Lastly, there's a risk associated with the source of the beeswax. Beeswax from areas with heavy pesticide use might contain traces of these harmful chemicals. Consequently, it's crucial to choose organic, unrefined beeswax from trusted sources.
Practical Ways to Incorporate Beeswax Into Diet
Despite the potential risks, incorporating beeswax into your diet can be a beneficial move, provided it's done with careful consideration of quantity, quality, and your individual health needs. Beeswax is typically used in small amounts as a natural food additive or a supplement. It's not meant to be a main component of your meals, rather it's an enhancer.
One practical method is to use it in cooking or baking. Beeswax can be used as a coating for cheeses or to glaze fruits, preserving their freshness while adding a unique flavor. You can also use it as a non-stick agent for cooking utensils.
Another way to incorporate beeswax is through dietary supplements. Beeswax capsules are available in the market, often mixed with other beneficial ingredients like honey or propolis. They're easy to consume and can offer various health benefits when taken regularly and in moderation.
Frequently Asked Questions
Can Beeswax Cause Allergies or Skin Reactions if Handled Extensively?

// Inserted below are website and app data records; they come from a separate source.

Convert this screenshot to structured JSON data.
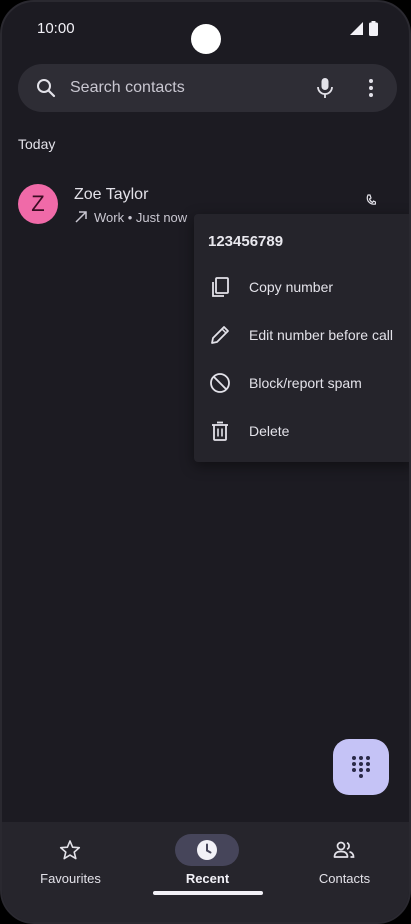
{
  "status_bar": {
    "time": "10:00"
  },
  "search": {
    "placeholder": "Search contacts"
  },
  "recent": {
    "section_label": "Today",
    "calls": [
      {
        "avatar_letter": "Z",
        "avatar_color": "#f06aa8",
        "name": "Zoe Taylor",
        "meta": "Work • Just now",
        "direction_icon": "outgoing-arrow-icon"
      }
    ]
  },
  "context_menu": {
    "number": "123456789",
    "items": [
      {
        "label": "Copy number",
        "icon": "copy-icon"
      },
      {
        "label": "Edit number before call",
        "icon": "pencil-icon"
      },
      {
        "label": "Block/report spam",
        "icon": "block-icon"
      },
      {
        "label": "Delete",
        "icon": "trash-icon"
      }
    ]
  },
  "fab": {
    "icon": "dialpad-icon",
    "color": "#c5c3f6"
  },
  "bottom_nav": {
    "items": [
      {
        "label": "Favourites",
        "icon": "star-icon",
        "active": false
      },
      {
        "label": "Recent",
        "icon": "clock-icon",
        "active": true
      },
      {
        "label": "Contacts",
        "icon": "people-icon",
        "active": false
      }
    ]
  },
  "colors": {
    "background": "#1c1b22",
    "surface": "#2e2d35",
    "menu": "#25242b",
    "accent": "#c5c3f6"
  }
}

Yes, you could potentially have an allergic reaction to beeswax. It's not common, but if you're handling it extensively, you might develop contact dermatitis. That's an itchy, red skin rash.
Plus, if you're allergic to honey, you're more likely to have a reaction to beeswax. So, it's important to be aware of any allergies you might've before you start working with beeswax.
How Does the Taste of Beeswax Differ Between Various Types of Bees?
You'll find beeswax's flavor varies depending on the type of bee and the flowers they've visited. For example, honey bees yield a mildly sweet beeswax, while bumblebees produce a more robust, earthy wax.
But remember, you're not typically eating beeswax for taste alone. It's often used in foods for its texture and as a natural preservative. So, while it's interesting to note the flavor differences, they're usually subtle when used in food products.
Are There Any Ethical or Environmental Concerns Associated With Harvesting Beeswax?
Yes, there can be ethical and environmental concerns with harvesting beeswax.
Overharvesting can harm bee populations and their habitats. It's crucial to ensure bees aren't being exploited or harmed.
Sustainable farming methods, like using bee-friendly pesticides and leaving enough honey for the bees, can help.
Also, consider if the beeswax is ethically sourced.
Lastly, remember, bees play a vital role in our ecosystem through pollination, so their welfare is our concern too.
How Does the Nutritional Content of Beeswax Compare to Other Edible Waxes?
When comparing the nutritional content of beeswax to other edible waxes, you'll find it's pretty unique. It's not a significant source of vitamins or minerals.
However, it does contain a variety of bioactive compounds that can offer health benefits. Unlike other waxes, beeswax has anti-inflammatory and antioxidant properties.
But remember, it's not easily digestible, so it's best used sparingly in edible applications.
Can Beeswax Be Used in the Preparation of Vegan or Vegetarian Dishes?
Yes, you can use beeswax in vegetarian dishes, but not in vegan ones. Beeswax is an animal product, which vegans avoid. However, it's vegetarian-friendly as no harm comes to bees during its collection.
It's commonly used in food preparation for its texturing properties. Just remember, while it's generally safe to consume, it doesn't provide significant nutritional benefits. So, it's more for culinary creativity than health boosting.
In summary, beeswax has been historically used in food, and it presents potential health benefits. However, it's important to be aware of the risks and side effects.
Incorporating beeswax into your diet should be done cautiously. Always ensure it's in a form that's safe to consume. Despite its potential benefits, it's not a magic bullet.
Consult with a nutritionist or healthcare provider before drastically changing your diet.